__Input for this task__.
------------------------------------------------------------

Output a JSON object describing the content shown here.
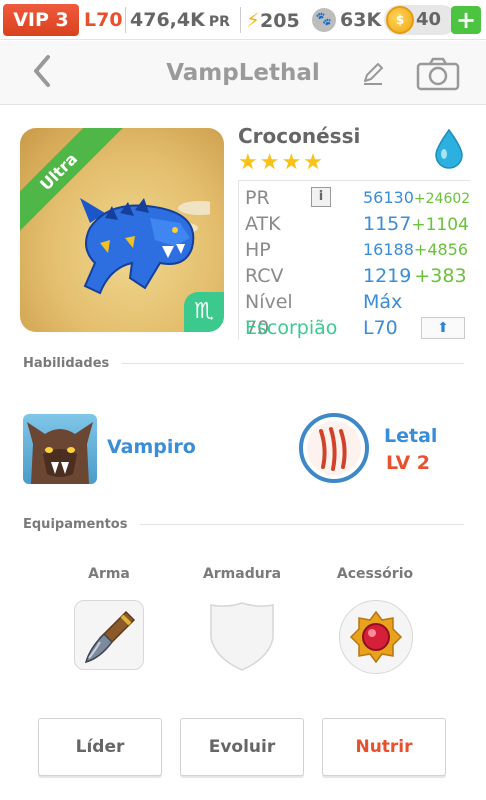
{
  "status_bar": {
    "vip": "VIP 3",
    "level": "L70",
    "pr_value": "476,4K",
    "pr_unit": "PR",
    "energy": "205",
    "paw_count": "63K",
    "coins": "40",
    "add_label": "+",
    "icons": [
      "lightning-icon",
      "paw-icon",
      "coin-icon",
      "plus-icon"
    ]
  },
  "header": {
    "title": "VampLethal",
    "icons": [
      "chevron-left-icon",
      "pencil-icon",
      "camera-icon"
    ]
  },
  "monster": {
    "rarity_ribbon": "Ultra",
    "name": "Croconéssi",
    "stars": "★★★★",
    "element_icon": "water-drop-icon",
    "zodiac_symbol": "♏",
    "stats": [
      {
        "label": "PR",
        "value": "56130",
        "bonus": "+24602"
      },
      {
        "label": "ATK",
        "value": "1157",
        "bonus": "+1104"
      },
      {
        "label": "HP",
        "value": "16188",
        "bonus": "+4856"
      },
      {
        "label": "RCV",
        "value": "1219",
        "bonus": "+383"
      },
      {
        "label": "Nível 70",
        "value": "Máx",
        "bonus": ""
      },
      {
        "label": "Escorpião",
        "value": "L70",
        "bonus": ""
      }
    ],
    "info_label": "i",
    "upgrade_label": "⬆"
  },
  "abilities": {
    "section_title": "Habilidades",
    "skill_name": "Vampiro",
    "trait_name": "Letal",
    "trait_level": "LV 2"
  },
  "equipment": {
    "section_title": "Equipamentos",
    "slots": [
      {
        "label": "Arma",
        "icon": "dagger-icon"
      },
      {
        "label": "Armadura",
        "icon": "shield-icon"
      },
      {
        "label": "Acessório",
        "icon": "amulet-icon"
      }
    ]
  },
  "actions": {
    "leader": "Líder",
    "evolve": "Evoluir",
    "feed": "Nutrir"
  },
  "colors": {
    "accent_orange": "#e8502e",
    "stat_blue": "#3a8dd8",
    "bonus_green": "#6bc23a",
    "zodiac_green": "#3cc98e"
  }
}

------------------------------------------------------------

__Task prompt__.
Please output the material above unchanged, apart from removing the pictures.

__Answer__.
Output a JSON object describing the content shown here.
{
  "status_bar": {
    "vip": "VIP 3",
    "level": "L70",
    "pr_value": "476,4K",
    "pr_unit": "PR",
    "energy": "205",
    "paw_count": "63K",
    "coins": "40",
    "add_label": "+",
    "icons": [
      "lightning-icon",
      "paw-icon",
      "coin-icon",
      "plus-icon"
    ]
  },
  "header": {
    "title": "VampLethal",
    "icons": [
      "chevron-left-icon",
      "pencil-icon",
      "camera-icon"
    ]
  },
  "monster": {
    "rarity_ribbon": "Ultra",
    "name": "Croconéssi",
    "stars": "★★★★",
    "element_icon": "water-drop-icon",
    "zodiac_symbol": "♏",
    "stats": [
      {
        "label": "PR",
        "value": "56130",
        "bonus": "+24602"
      },
      {
        "label": "ATK",
        "value": "1157",
        "bonus": "+1104"
      },
      {
        "label": "HP",
        "value": "16188",
        "bonus": "+4856"
      },
      {
        "label": "RCV",
        "value": "1219",
        "bonus": "+383"
      },
      {
        "label": "Nível 70",
        "value": "Máx",
        "bonus": ""
      },
      {
        "label": "Escorpião",
        "value": "L70",
        "bonus": ""
      }
    ],
    "info_label": "i",
    "upgrade_label": "⬆"
  },
  "abilities": {
    "section_title": "Habilidades",
    "skill_name": "Vampiro",
    "trait_name": "Letal",
    "trait_level": "LV 2"
  },
  "equipment": {
    "section_title": "Equipamentos",
    "slots": [
      {
        "label": "Arma",
        "icon": "dagger-icon"
      },
      {
        "label": "Armadura",
        "icon": "shield-icon"
      },
      {
        "label": "Acessório",
        "icon": "amulet-icon"
      }
    ]
  },
  "actions": {
    "leader": "Líder",
    "evolve": "Evoluir",
    "feed": "Nutrir"
  },
  "colors": {
    "accent_orange": "#e8502e",
    "stat_blue": "#3a8dd8",
    "bonus_green": "#6bc23a",
    "zodiac_green": "#3cc98e"
  }
}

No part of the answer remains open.